◆ **SUPPLIED MATERIAL**:
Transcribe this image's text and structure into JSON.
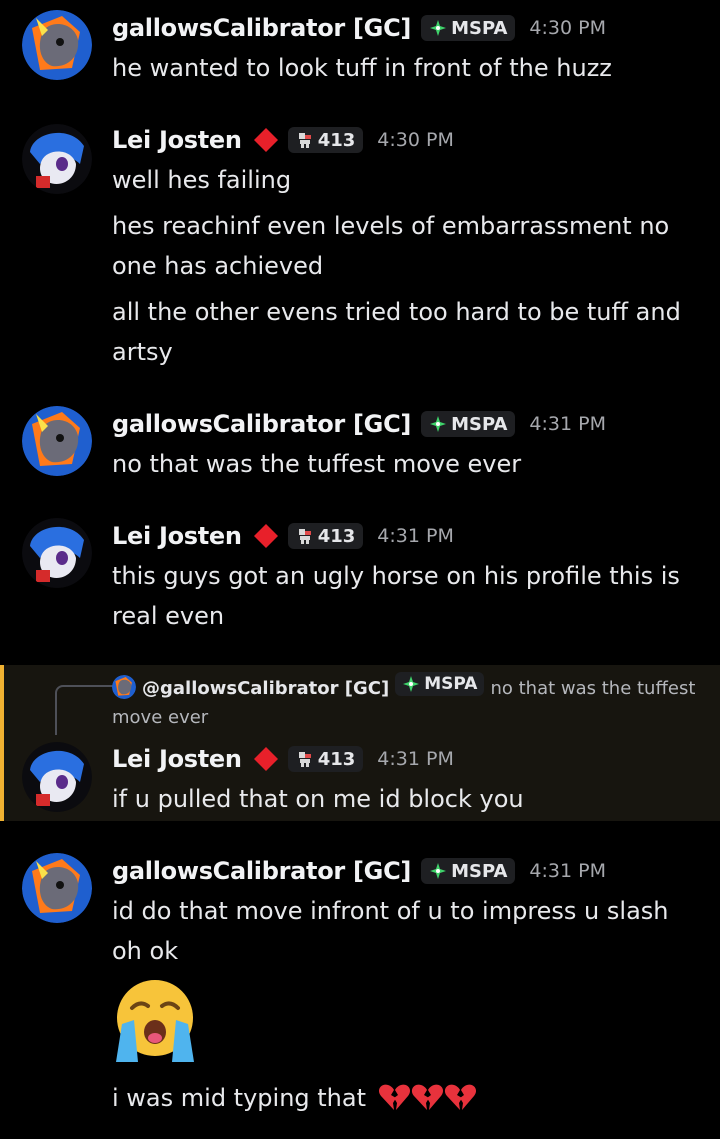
{
  "users": {
    "gc": {
      "name": "gallowsCalibrator [GC]",
      "tag": "MSPA"
    },
    "lei": {
      "name": "Lei Josten",
      "tag": "413"
    }
  },
  "messages": [
    {
      "time": "4:30 PM",
      "lines": [
        "he wanted to look tuff in front of the huzz"
      ]
    },
    {
      "time": "4:30 PM",
      "lines": [
        "well hes failing",
        "hes reachinf even levels of embarrassment no",
        "one has achieved",
        "all the other evens tried too hard to be tuff and",
        "artsy"
      ]
    },
    {
      "time": "4:31 PM",
      "lines": [
        "no that was the tuffest move ever"
      ]
    },
    {
      "time": "4:31 PM",
      "lines": [
        "this guys got an ugly horse on his profile this is",
        "real even"
      ]
    },
    {
      "time": "4:31 PM",
      "lines": [
        "if u pulled that on me id block you"
      ]
    },
    {
      "time": "4:31 PM",
      "lines": [
        "id do that move infront of u to impress u slash",
        "oh ok",
        "i was mid typing that"
      ]
    }
  ],
  "reply": {
    "mention": "@gallowsCalibrator [GC]",
    "tag": "MSPA",
    "text_a": "no that was the tuffest",
    "text_b": "move ever"
  },
  "colors": {
    "accent": "#f0b232",
    "tag_bg": "#1e1f22",
    "diamond": "#e8202a",
    "highlight": "#17150f"
  }
}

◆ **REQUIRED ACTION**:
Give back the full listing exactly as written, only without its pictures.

◆ **WRITTEN RESPONSE**:
Transcribe this image's text and structure into JSON.
{
  "users": {
    "gc": {
      "name": "gallowsCalibrator [GC]",
      "tag": "MSPA"
    },
    "lei": {
      "name": "Lei Josten",
      "tag": "413"
    }
  },
  "messages": [
    {
      "time": "4:30 PM",
      "lines": [
        "he wanted to look tuff in front of the huzz"
      ]
    },
    {
      "time": "4:30 PM",
      "lines": [
        "well hes failing",
        "hes reachinf even levels of embarrassment no",
        "one has achieved",
        "all the other evens tried too hard to be tuff and",
        "artsy"
      ]
    },
    {
      "time": "4:31 PM",
      "lines": [
        "no that was the tuffest move ever"
      ]
    },
    {
      "time": "4:31 PM",
      "lines": [
        "this guys got an ugly horse on his profile this is",
        "real even"
      ]
    },
    {
      "time": "4:31 PM",
      "lines": [
        "if u pulled that on me id block you"
      ]
    },
    {
      "time": "4:31 PM",
      "lines": [
        "id do that move infront of u to impress u slash",
        "oh ok",
        "i was mid typing that"
      ]
    }
  ],
  "reply": {
    "mention": "@gallowsCalibrator [GC]",
    "tag": "MSPA",
    "text_a": "no that was the tuffest",
    "text_b": "move ever"
  },
  "colors": {
    "accent": "#f0b232",
    "tag_bg": "#1e1f22",
    "diamond": "#e8202a",
    "highlight": "#17150f"
  }
}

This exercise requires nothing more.